→ Action item: Whenever the word "google" shows up in a line of the data, copy that line.

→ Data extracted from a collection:
☆ ☆ ☆
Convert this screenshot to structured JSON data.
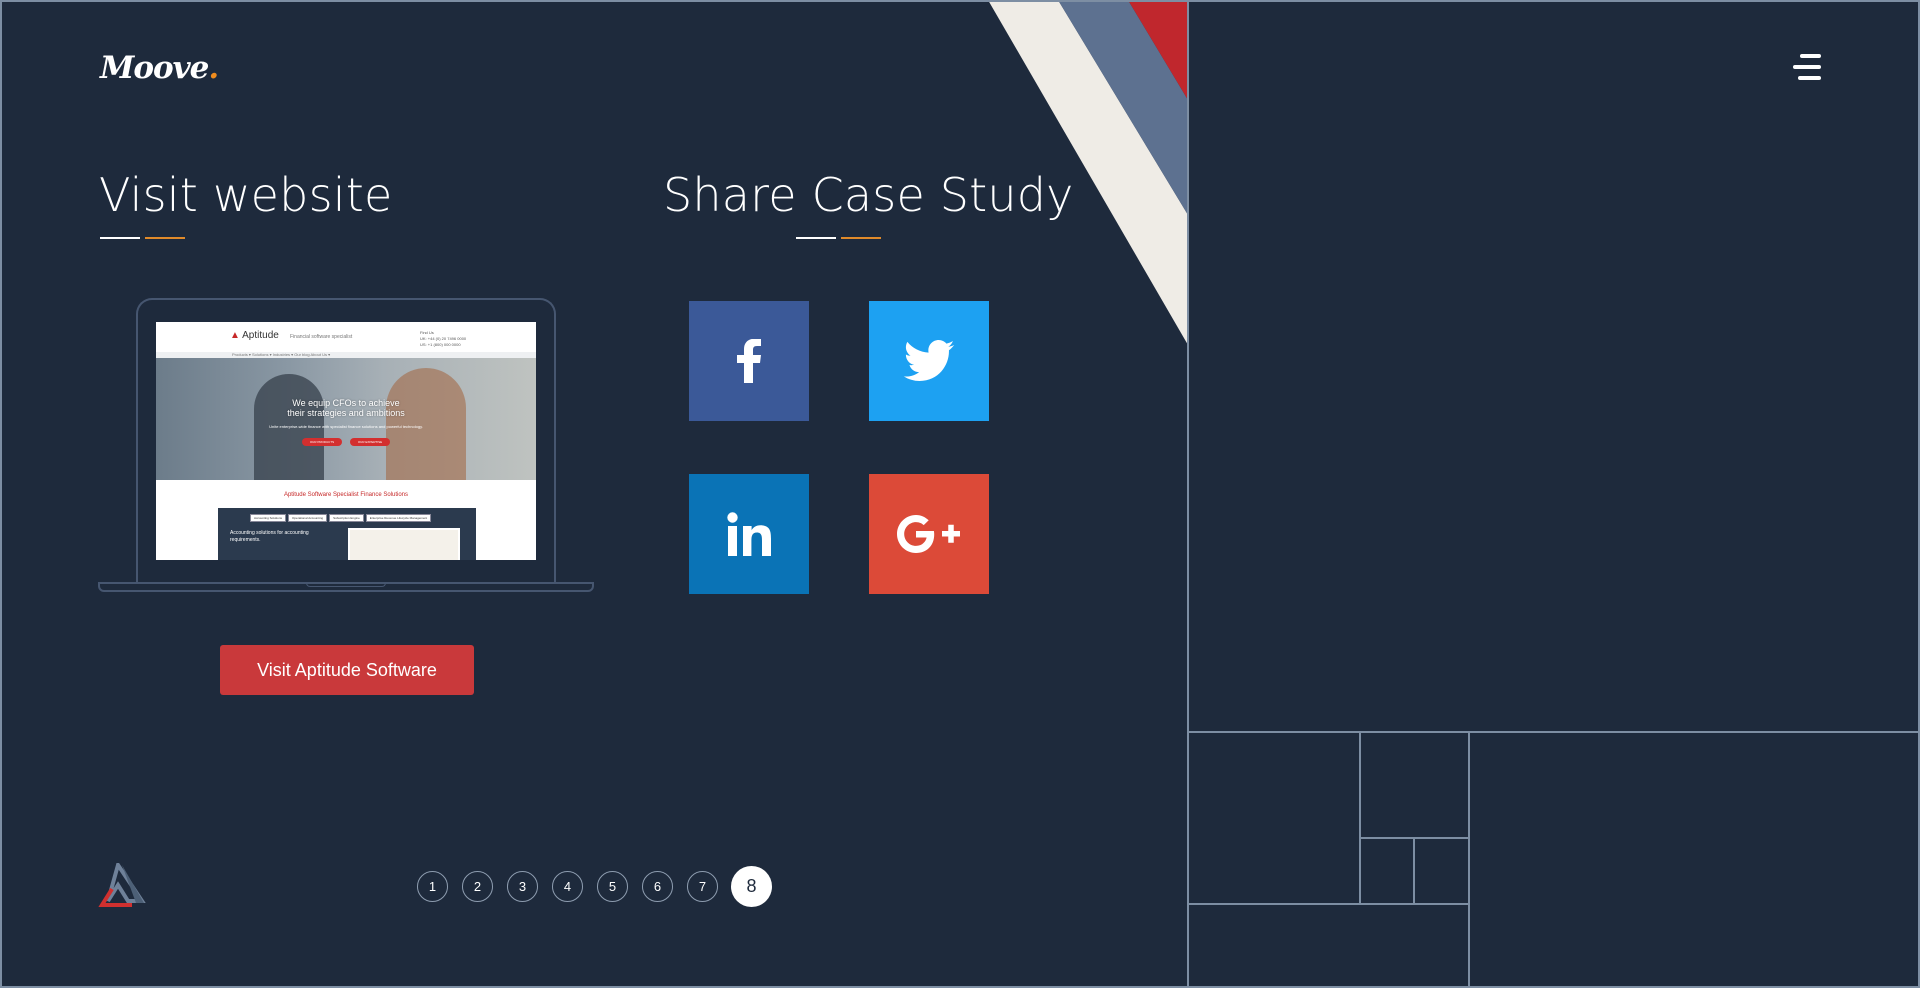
{
  "brand": {
    "logo_text": "Moove",
    "logo_dot": ".",
    "accent": "#f08c1e"
  },
  "header": {
    "menu_icon": "hamburger-icon"
  },
  "visit_section": {
    "title": "Visit website",
    "button_label": "Visit Aptitude Software",
    "preview": {
      "logo": "Aptitude",
      "tagline": "Financial software specialist",
      "contact_lines": [
        "Find Us",
        "UK: +44 (0) 20 7496 0000",
        "US: +1 (800) 000 0000"
      ],
      "nav": "Products ▾   Solutions ▾   Industries ▾   Our blog   About Us ▾",
      "hero_title_1": "We equip CFOs to achieve",
      "hero_title_2": "their strategies and ambitions",
      "hero_sub": "Unite enterprise-wide finance with specialist finance solutions and powerful technology.",
      "hero_btn_1": "OUR PRODUCTS",
      "hero_btn_2": "OUR EXPERTISE",
      "subtitle": "Aptitude Software Specialist Finance Solutions",
      "tabs": [
        "Accounting Solutions",
        "Operational Accounting",
        "Subscription Engine",
        "Enterprise Revenue Lifecycle Management"
      ],
      "panel_text": "Accounting solutions for accounting requirements."
    }
  },
  "share_section": {
    "title": "Share Case Study",
    "buttons": [
      {
        "network": "facebook",
        "icon": "facebook-icon",
        "color": "#3b5998"
      },
      {
        "network": "twitter",
        "icon": "twitter-icon",
        "color": "#1da1f2"
      },
      {
        "network": "linkedin",
        "icon": "linkedin-icon",
        "color": "#0a73b6"
      },
      {
        "network": "google-plus",
        "icon": "google-plus-icon",
        "color": "#dc4a38"
      }
    ]
  },
  "pagination": {
    "pages": [
      "1",
      "2",
      "3",
      "4",
      "5",
      "6",
      "7",
      "8"
    ],
    "current": "8"
  },
  "colors": {
    "background": "#1e2a3c",
    "stripe_cream": "#efece6",
    "stripe_blue": "#5d7190",
    "stripe_red": "#c0272d",
    "button_red": "#c9393b"
  }
}
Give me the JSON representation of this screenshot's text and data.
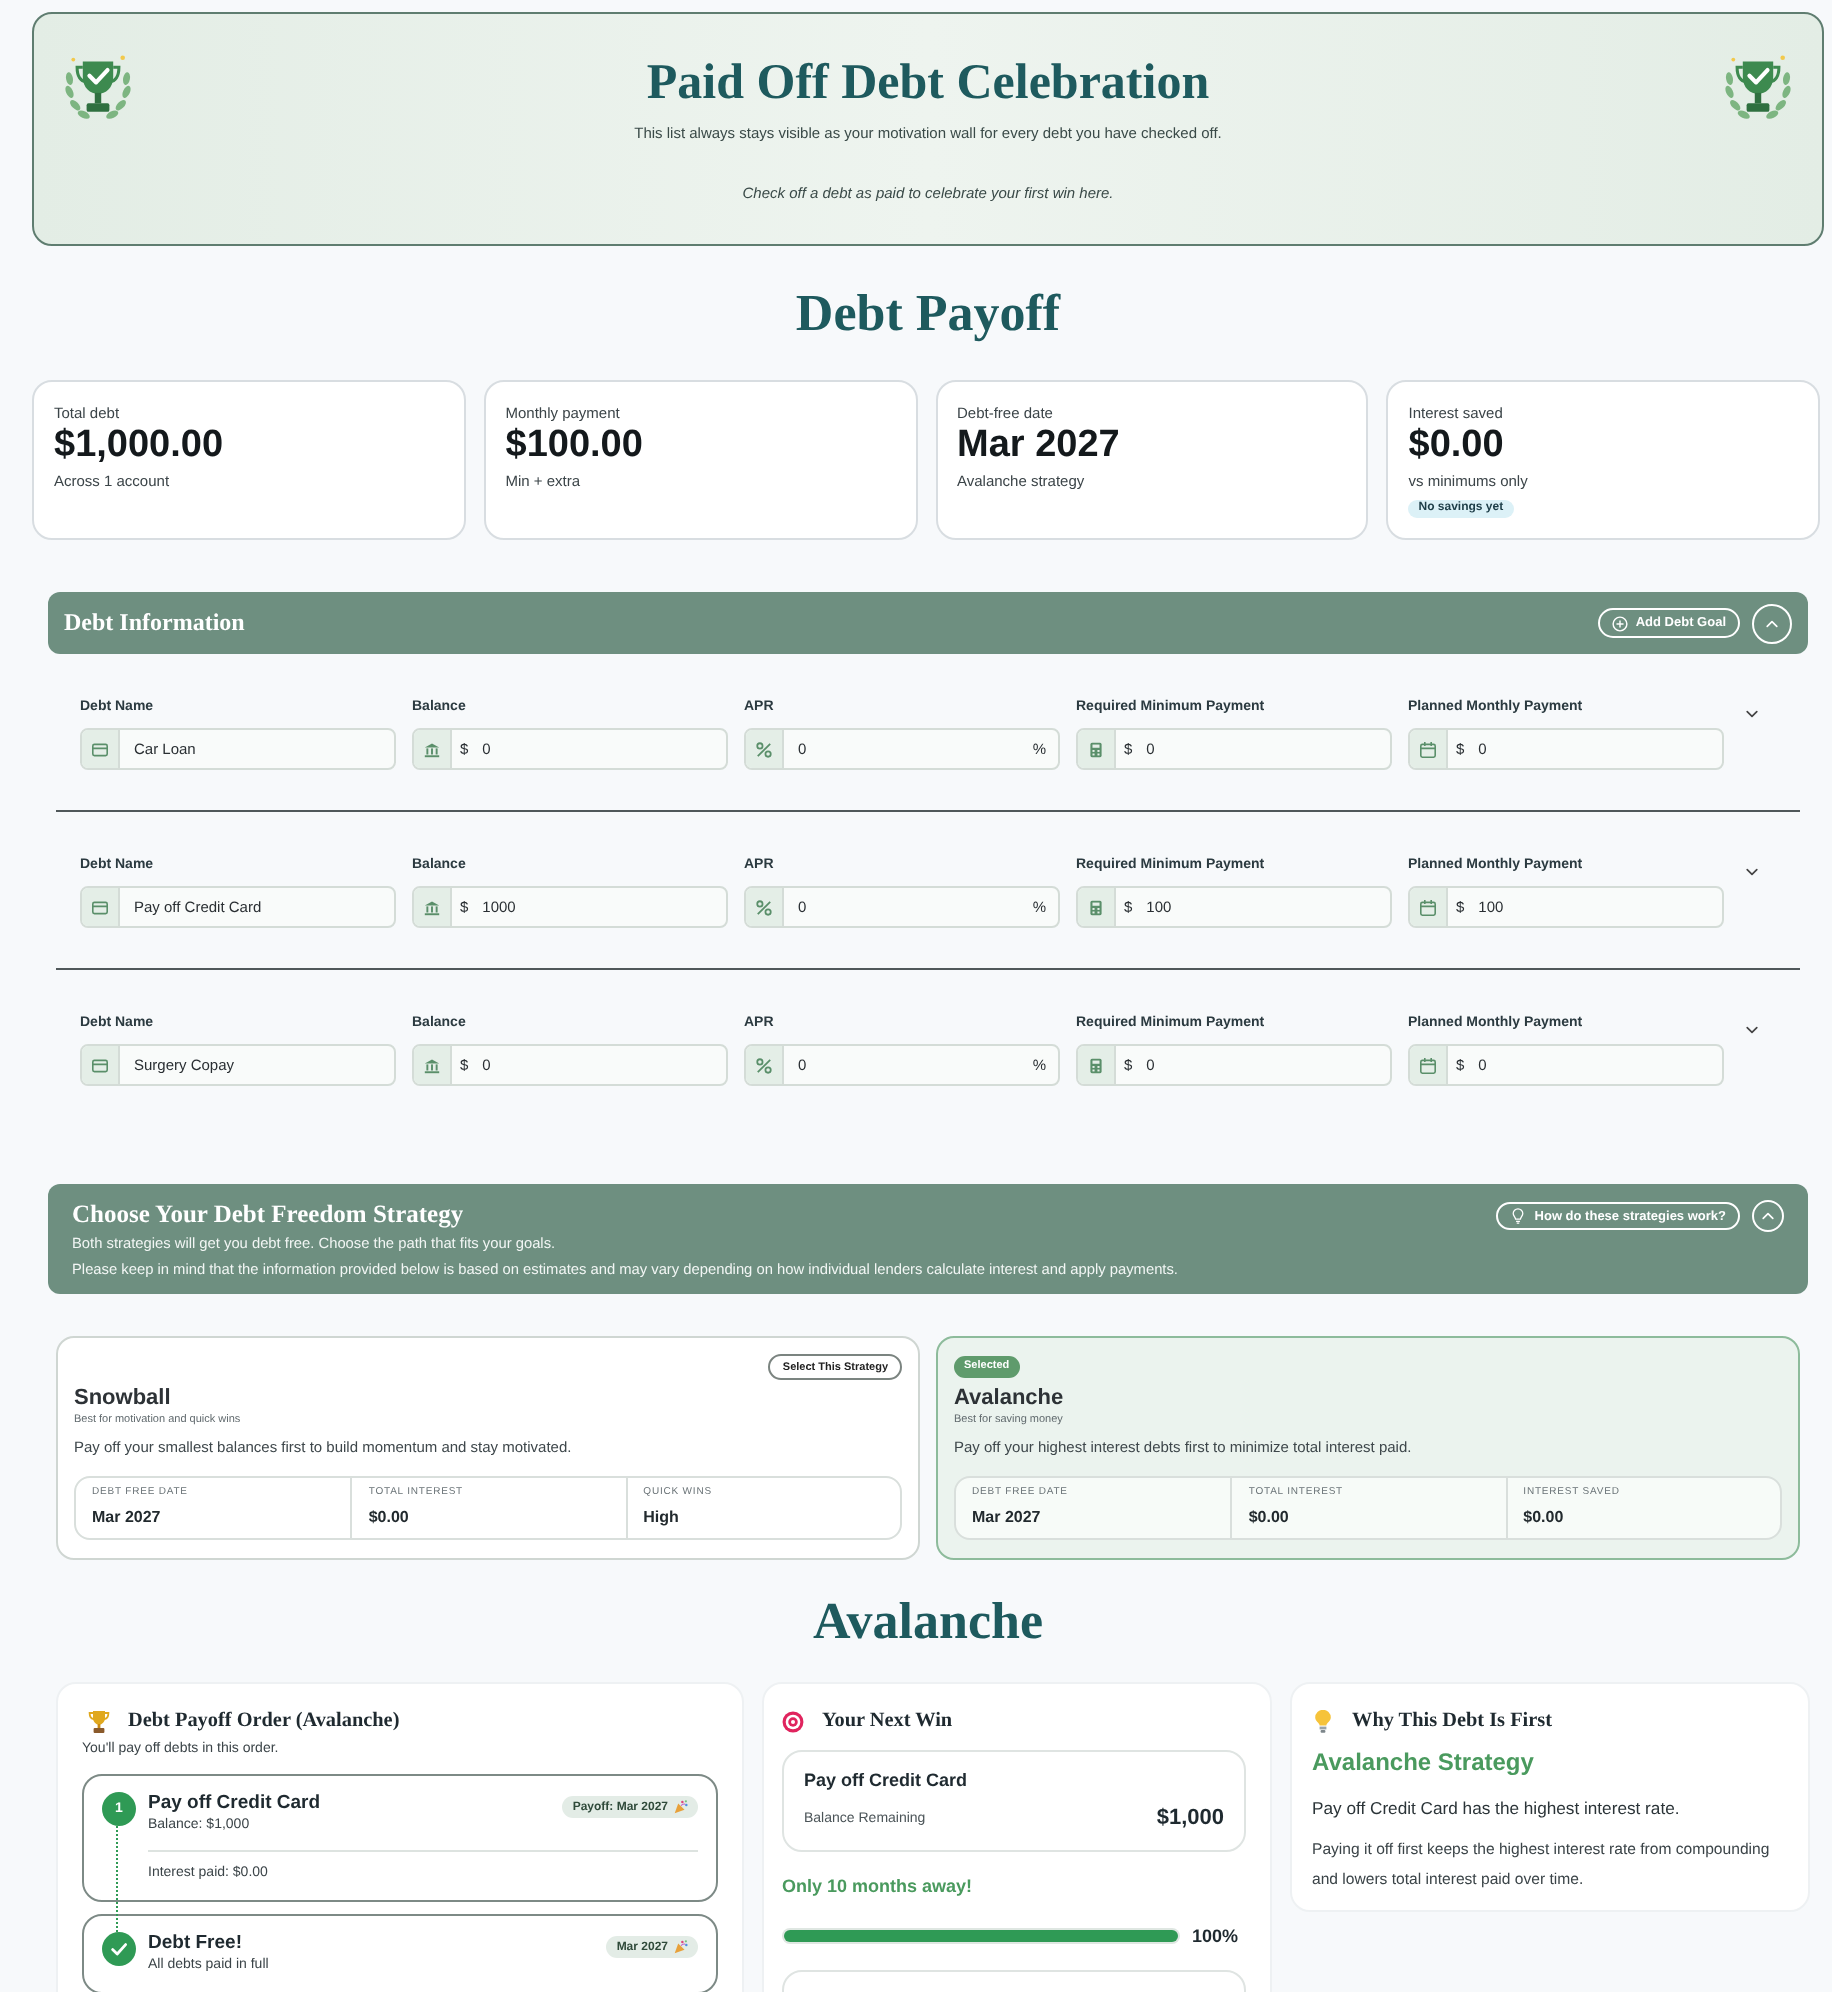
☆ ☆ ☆
→ Task response:
        "network": "google-plus",
        "icon": "google-plus-icon",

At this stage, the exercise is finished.